Building company relationships and making them last the test of time

“They should address the issue head on, explain what is not working, and suggest a reasonable course for the parties to extract themselves from the relationship,” she added.

Other elements to consider are product gratification — ensuring that the products or services you provide meets the standard your customers expect — and open communication, said Brackstone. You would like to make it effortless for customers or business partners to be in touch with you. Getting more difficult to get hold of may make people doubt that the vulnerability and make them feel less secure about conducting business with you.

Building company relationships

But building that confidence between client and provider may be process that is lengthy, difficult, and sometimes, despite the very best efforts, relationships break down. Brackstone shared her advice to forming and keeping healthy business connections, in addition to leaving behind bad ones.

Settling company disputes

As with all relationships, the most important element in establishing strong business relationships is trust.

Could it be time to dissolve a company relationship?

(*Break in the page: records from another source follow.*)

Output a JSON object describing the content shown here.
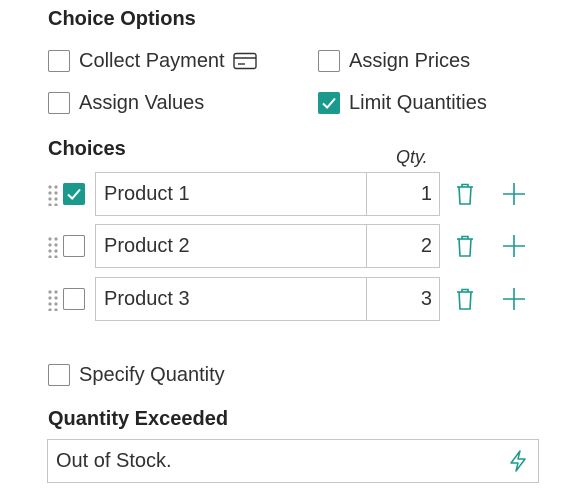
{
  "choice_options": {
    "title": "Choice Options",
    "collect_payment": {
      "label": "Collect Payment",
      "checked": false
    },
    "assign_prices": {
      "label": "Assign Prices",
      "checked": false
    },
    "assign_values": {
      "label": "Assign Values",
      "checked": false
    },
    "limit_quantities": {
      "label": "Limit Quantities",
      "checked": true
    }
  },
  "choices": {
    "title": "Choices",
    "qty_header": "Qty.",
    "rows": [
      {
        "name": "Product 1",
        "qty": "1",
        "checked": true
      },
      {
        "name": "Product 2",
        "qty": "2",
        "checked": false
      },
      {
        "name": "Product 3",
        "qty": "3",
        "checked": false
      }
    ]
  },
  "specify_quantity": {
    "label": "Specify Quantity",
    "checked": false
  },
  "quantity_exceeded": {
    "title": "Quantity Exceeded",
    "message": "Out of Stock."
  },
  "colors": {
    "accent": "#1a9a8c",
    "border": "#c8c6c4",
    "text": "#323130"
  },
  "icons": {
    "payment": "credit-card-icon",
    "drag": "drag-grip-icon",
    "delete": "trash-icon",
    "add": "plus-icon",
    "formula": "lightning-bolt-icon"
  }
}
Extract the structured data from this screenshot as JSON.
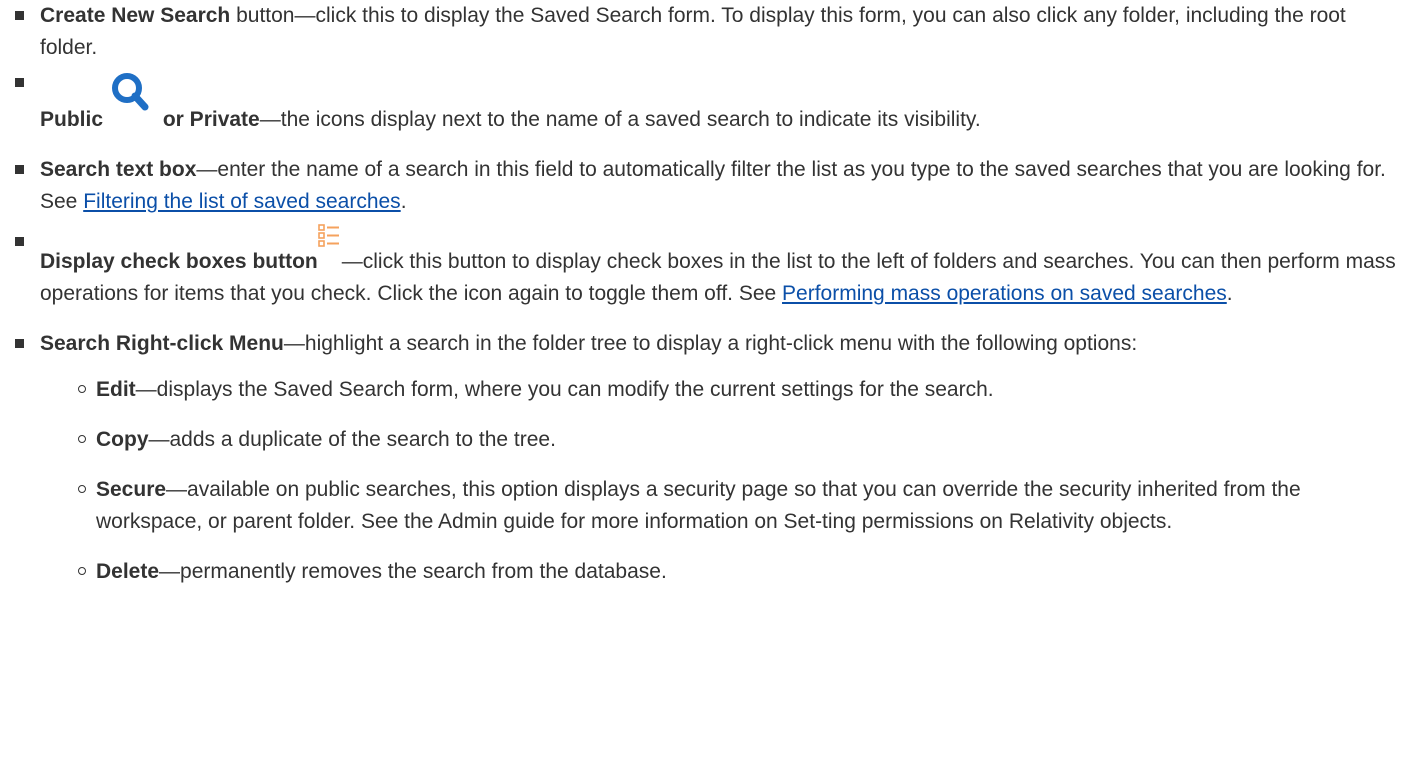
{
  "items": [
    {
      "bold": "Create New Search",
      "text": " button—click this to display the Saved Search form. To display this form, you can also click any folder, including the root folder."
    },
    {
      "bold_a": "Public",
      "icon": "magnifier-search-icon",
      "bold_b": " or Private",
      "text": "—the icons display next to the name of a saved search to indicate its visibility."
    },
    {
      "bold": "Search text box",
      "text": "—enter the name of a search in this field to automatically filter the list as you type to the saved searches that you are looking for. See ",
      "link": "Filtering the list of saved searches",
      "after": "."
    },
    {
      "bold": "Display check boxes button",
      "icon": "checklist-icon",
      "text": "—click this button to display check boxes in the list to the left of folders and searches. You can then perform mass operations for items that you check. Click the icon again to toggle them off. See ",
      "link": "Performing mass operations on saved searches",
      "after": "."
    },
    {
      "bold": "Search Right-click Menu",
      "text": "—highlight a search in the folder tree to display a right-click menu with the following options:"
    }
  ],
  "subitems": [
    {
      "bold": "Edit",
      "text": "—displays the Saved Search form, where you can modify the current settings for the search."
    },
    {
      "bold": "Copy",
      "text": "—adds a duplicate of the search to the tree."
    },
    {
      "bold": "Secure",
      "text": "—available on public searches, this option displays a security page so that you can override the security inherited from the workspace, or parent folder. See the Admin guide for more information on Set-ting permissions on Relativity objects."
    },
    {
      "bold": "Delete",
      "text": "—permanently removes the search from the database."
    }
  ],
  "colors": {
    "text": "#333333",
    "link": "#0b4fa8",
    "search_icon": "#1f6fc5",
    "list_icon": "#f5a25d"
  }
}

During business deals, it’s common for disputes that occurs, since the interests of various parties can at times battle. While this occurs, make sure to keep things professional and keep from lashing out in emotion. Brackstone advises calm, communication that is direct in person.

For the interest of one’s institution’s reputation, do not rush from a bad client relationship without discovering a viable compromise. Knowing just how to solve such problems may be the gap between a customer and also a PR nightmare.

Small business relationships that are Nutritious will be the foundation of any business, large or small, especially organizations that are service-based. As a company owner, you would like to think about every client as a possible lifelong customer, that won’t simply continue to do business together but invite other people they know to do business with you.

“Individuals naturally will want to expand the business they do with people they enjoy working with and, in many cases, may even create other business opportunities for those they enjoy working with,” said corporate law attorney Emily T. Brackstone, a shareholder in the Memphis office of Baker Donelson and vice chair of the firm’s Emerging Companies Team. “There is no better source of business than referrals from satisfied customers.”

When it is clear that a method of trading isn’t working, both the individuals and companies involved should attempt to decode the relationship without even causing additional damage, Brackstone explained.

“Getting the parties together face-to-face in a room can often go a long way toward clearing the air,” she told Business News Daily. “People often will behave badly over email, or even over the phone, but suddenly become much more reasonable when they are sitting across the table from the person. Be strategic about who is included in the meeting, however, as including someone with bad energy or a domineering personality can set the wrong tone.”

For more tips on resolving disputes, visit this Business News Daily guide.

“Building trust is a critical factor in fostering quality business relationships,” Brackstone explained. “People prefer to do business with those they can trust to act in furtherance of, or at least not opposed to, their best interests. Once that trust breaks down, it can be difficult to salvage a relationship.”